‘We always come last’: Deaf people are vulnerable to disaster risk but excluded from preparedness
Why are Deaf people vulnerable and excluded?
Via a mix of focus group discussions and interviews with 317 Deaf people, approximately 11.8% of the identified Deaf population in NSW, Deaf people shared their experiences of bushfires, floods, hailstorms and severe storms, tropical cyclones, and earthquakes.
Communication issues are the biggest barrier:
Deaf people have limited access to disaster information in Auslan (Australian sign language), in plain English or in pictorial form
emergency messages are usually communicated via TV and radio, door-to-door messaging, loudspeaker alerts and social media which are either audio in form or too complicated for many Deaf people to understand
emergency personnel and emergency shelter staff can find it hard to communicate with Deaf people due to language barriers.
Consequently, Deaf people are frequently unaware of evacuation shelter locations, unsure of whom and how to ask for help, and more likely to return to unsafe homes and conditions.
This marginalises them further and increases vulnerability.
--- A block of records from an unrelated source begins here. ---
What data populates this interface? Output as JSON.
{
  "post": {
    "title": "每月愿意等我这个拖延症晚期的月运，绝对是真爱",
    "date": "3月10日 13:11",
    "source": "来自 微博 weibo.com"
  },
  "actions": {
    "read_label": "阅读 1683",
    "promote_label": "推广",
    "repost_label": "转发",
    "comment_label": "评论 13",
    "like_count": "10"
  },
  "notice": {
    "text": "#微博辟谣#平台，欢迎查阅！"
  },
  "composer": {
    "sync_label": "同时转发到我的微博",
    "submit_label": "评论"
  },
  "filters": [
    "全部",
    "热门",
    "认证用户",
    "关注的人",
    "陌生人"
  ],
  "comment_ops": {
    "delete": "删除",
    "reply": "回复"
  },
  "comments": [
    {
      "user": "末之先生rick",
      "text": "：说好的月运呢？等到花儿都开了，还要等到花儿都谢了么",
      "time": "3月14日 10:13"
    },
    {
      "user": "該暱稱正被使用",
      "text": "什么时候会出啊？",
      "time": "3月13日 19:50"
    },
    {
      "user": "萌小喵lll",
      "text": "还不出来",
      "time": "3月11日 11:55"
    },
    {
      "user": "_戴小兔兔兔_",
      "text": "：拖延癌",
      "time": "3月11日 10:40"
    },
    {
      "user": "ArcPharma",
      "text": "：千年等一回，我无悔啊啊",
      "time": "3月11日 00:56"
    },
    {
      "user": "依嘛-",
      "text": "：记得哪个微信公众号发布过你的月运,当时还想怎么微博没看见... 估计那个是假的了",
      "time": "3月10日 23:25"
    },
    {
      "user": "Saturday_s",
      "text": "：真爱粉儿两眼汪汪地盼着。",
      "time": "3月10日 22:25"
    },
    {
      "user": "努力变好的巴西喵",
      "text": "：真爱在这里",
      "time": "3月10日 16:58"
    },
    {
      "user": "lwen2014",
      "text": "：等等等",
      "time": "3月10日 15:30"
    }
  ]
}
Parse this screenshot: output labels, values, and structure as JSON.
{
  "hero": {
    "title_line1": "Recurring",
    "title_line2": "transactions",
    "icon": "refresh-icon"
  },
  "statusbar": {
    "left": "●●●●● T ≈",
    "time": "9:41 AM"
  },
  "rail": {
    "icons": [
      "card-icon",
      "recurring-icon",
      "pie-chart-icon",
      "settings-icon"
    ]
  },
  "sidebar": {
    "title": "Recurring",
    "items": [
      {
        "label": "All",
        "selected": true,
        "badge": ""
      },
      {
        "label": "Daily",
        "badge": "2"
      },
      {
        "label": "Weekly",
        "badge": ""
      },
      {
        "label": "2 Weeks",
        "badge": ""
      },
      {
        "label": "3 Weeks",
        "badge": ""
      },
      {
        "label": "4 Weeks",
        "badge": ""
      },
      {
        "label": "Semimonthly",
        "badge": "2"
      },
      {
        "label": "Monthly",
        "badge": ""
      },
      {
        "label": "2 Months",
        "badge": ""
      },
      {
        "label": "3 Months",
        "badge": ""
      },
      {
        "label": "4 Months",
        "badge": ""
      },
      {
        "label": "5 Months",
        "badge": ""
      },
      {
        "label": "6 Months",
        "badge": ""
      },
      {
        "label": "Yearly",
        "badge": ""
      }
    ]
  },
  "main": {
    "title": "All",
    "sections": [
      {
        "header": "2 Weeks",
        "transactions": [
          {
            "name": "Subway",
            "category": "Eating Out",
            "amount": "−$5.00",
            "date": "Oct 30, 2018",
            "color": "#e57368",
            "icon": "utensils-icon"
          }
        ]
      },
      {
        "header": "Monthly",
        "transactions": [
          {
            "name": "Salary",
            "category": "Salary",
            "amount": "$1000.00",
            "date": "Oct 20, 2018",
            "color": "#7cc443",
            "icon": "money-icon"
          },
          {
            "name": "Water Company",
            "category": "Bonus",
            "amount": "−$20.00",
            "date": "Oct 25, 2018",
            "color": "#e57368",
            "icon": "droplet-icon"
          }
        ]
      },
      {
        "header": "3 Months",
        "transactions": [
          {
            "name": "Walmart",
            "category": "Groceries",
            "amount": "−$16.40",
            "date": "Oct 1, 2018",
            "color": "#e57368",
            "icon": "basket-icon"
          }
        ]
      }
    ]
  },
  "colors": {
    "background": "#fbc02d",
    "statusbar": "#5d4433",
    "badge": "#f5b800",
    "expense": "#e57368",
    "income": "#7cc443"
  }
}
They also have difficulties in getting information on how to access recovery resources.
Interesting Australian study in disaster risk for deaf people.